I was on vacation last week at an idyllic spot on the Big Island of Hawaii that my husband and I used to frequent many years ago. This was our first trip back there in over 10 years. As I walked along the beach my first morning there, I found myself thinking about those earlier visits many, many years ago.
I thought about how young we were, and of all the things we had hoped for in our future, and it made me unexpectedly a little sad. After a few days I came to realize why. When I was working, fantasizing about my future gave me an extraordinary amount of pleasure and I miss that!
Thinking about a future vacation, or my future retirement, or really any future plan, was an escape from the mundane business of going to work each day. Obsessing about whatever future plans I had was the thing that got me through the workweek.
Now that I'm retired, I'm living in that future and have nothing to escape from. It turns out that while I don't miss the actual working part, I do miss the obsessing about my future part. Having something to obsess about is part of who I am. Having something happy to think about off in my future helped me to not have to focus so much on the actual working-to-get-there part.

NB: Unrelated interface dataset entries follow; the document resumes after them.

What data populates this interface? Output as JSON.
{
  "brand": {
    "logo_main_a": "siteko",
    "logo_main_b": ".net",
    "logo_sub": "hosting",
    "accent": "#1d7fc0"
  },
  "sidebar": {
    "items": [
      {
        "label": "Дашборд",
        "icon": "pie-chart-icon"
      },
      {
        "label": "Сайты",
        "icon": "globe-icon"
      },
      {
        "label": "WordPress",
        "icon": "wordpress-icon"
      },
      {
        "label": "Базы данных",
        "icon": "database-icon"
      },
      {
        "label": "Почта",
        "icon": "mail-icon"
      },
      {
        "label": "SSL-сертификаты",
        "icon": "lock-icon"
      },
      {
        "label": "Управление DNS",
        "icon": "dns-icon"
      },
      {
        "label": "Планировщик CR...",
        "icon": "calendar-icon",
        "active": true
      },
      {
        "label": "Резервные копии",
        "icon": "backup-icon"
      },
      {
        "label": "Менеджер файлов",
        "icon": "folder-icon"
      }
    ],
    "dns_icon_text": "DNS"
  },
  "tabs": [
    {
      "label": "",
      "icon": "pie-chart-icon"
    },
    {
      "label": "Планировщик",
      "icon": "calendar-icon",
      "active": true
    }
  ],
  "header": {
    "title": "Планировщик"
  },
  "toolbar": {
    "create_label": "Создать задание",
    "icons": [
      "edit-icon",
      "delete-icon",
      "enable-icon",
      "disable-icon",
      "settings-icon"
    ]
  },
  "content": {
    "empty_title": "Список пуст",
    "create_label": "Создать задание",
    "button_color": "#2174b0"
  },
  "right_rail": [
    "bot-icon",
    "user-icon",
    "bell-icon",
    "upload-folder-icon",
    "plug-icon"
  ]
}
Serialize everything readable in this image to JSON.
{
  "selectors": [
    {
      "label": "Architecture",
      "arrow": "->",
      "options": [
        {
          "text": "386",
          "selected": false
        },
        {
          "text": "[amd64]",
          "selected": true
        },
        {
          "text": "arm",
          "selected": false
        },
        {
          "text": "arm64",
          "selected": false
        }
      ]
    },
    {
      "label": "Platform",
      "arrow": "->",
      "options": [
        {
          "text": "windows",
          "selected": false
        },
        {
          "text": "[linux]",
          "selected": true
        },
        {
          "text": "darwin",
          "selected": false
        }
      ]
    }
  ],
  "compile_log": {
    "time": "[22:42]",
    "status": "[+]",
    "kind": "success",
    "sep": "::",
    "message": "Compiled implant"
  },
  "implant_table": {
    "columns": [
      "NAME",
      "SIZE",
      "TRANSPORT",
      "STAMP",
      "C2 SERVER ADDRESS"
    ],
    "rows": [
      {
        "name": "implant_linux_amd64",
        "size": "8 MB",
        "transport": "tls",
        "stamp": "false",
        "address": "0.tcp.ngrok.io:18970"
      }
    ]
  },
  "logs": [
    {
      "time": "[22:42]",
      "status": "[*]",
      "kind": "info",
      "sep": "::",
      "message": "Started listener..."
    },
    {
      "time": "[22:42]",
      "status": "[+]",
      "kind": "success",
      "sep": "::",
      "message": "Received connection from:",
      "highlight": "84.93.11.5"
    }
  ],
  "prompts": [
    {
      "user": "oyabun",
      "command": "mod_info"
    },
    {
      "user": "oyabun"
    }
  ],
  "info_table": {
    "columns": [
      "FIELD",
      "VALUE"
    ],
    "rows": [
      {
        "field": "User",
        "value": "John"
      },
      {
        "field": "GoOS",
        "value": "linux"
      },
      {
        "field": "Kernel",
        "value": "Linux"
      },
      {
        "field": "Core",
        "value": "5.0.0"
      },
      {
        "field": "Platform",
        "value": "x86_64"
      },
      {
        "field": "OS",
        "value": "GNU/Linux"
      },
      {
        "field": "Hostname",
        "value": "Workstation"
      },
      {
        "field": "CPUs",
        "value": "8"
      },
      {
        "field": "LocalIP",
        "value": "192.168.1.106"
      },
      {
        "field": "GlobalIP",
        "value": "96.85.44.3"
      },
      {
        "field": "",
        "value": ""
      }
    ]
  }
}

I don't mourn the loss of that job, I mourn the loss of my distraction from that job: dreaming about my future. Since there's nothing I want to escape anymore, I don't fantasize about the future anymore, and I now realize how much I miss doing that!
Figuring out what I was going to spend my days doing in retirement was not the hard part--I don't even have time to do all the things I want to do. The hard part is recapturing that orientation toward the future.
Perhaps I've got it all wrong. Maybe the point isn't to keep focusing on the future but to start remembering how to relish the present moment.
I must admit, I did relish arriving home late Sunday night knowing that I did not have to get up in the morning and go to work. I guess that's a start!
I once had a vacation almost ruined by a threatened airline pilots strike. What almost ruined it, though, was not that we didn't get to go--it was that the whole month of January (when we were supposed to be fantasizing about a week in Key West) we were worrying about whether we'd get to go.
That month of fantasizing was an important part of the vacation--as important as the trip itself.
Still, even though yearning to be retired may have been a key part of your hopes and dreams in the past, surely you still have hopes and dreams. If the projects that you've had in mind don't excite you to fantasies, maybe you need some new projects. More likely, though, you just need to practice some new fantasies.
Are you familiar with the book "Happier" by Tal Ben-Shahar? He talks a lot about the need to balance current gratification with hopes for future gratification. I wrote a review here:
(By the way, we did get to Key West and had a great time.)
Posted by: Philip Brewer | October 07, 2008 at 07:04 AM
Phillip: Thank you for your thoughtful comments. I can tell you know what I'm talking about. I do think I need to get a little inspired for what's next on the fantasy list. Thanks for the book recommendation!
Posted by: Retired Syd | October 07, 2008 at 05:44 PM
Thanks for the comment over on Wise Bread.
I'm looking forward to reading a bit about your hopes and dreams here!
Posted by: Philip Brewer | October 08, 2008 at 05:55 AM
One thing that I learned in my "Big 4" days is two words - "be present". From then on, my attitude to many things in life changed, for good.
I've enjoyed all of the posts that I've read so far, Syd. Looks like it will be a while before I get to my "to dos". :-)
Posted by: Travelphotoperspectives.blogspot.com | July 01, 2010 at 05:48 PM
This is a great topic....I am 50...probably quit at 56...your article is unique....
Posted by: Sam in Pittsburgh | September 14, 2010 at 06:33 PM
I agree with this: "Perhaps I've got it all wrong. Maybe the point isn't to keep focusing on the future but to start remembering how to relish the present moment."
It's actually a difficult learning curve, learning to live in the present moment. That's been my self-assignment since I retired.
I've adopted a Rumi phrase as my modus operandi: "Human being, not human doing."
Now I'm finding it's a big bonus of no longer *having* to do anything, having nobody else directing my days -- I'm able to focus on the present moment. Able to just do what I'm doing now and, only when it suits me, move on to the next thing. Take each moment as it comes, and enjoy it completely.
Finally arriving at a stage of life when I'm "allowed to" live in the moment is awesome.
Posted by: KateB | May 30, 2011 at 10:20 AM
Live in the present. Every day is a gift.
Posted by: Pauline | January 26, 2012 at 03:00 PM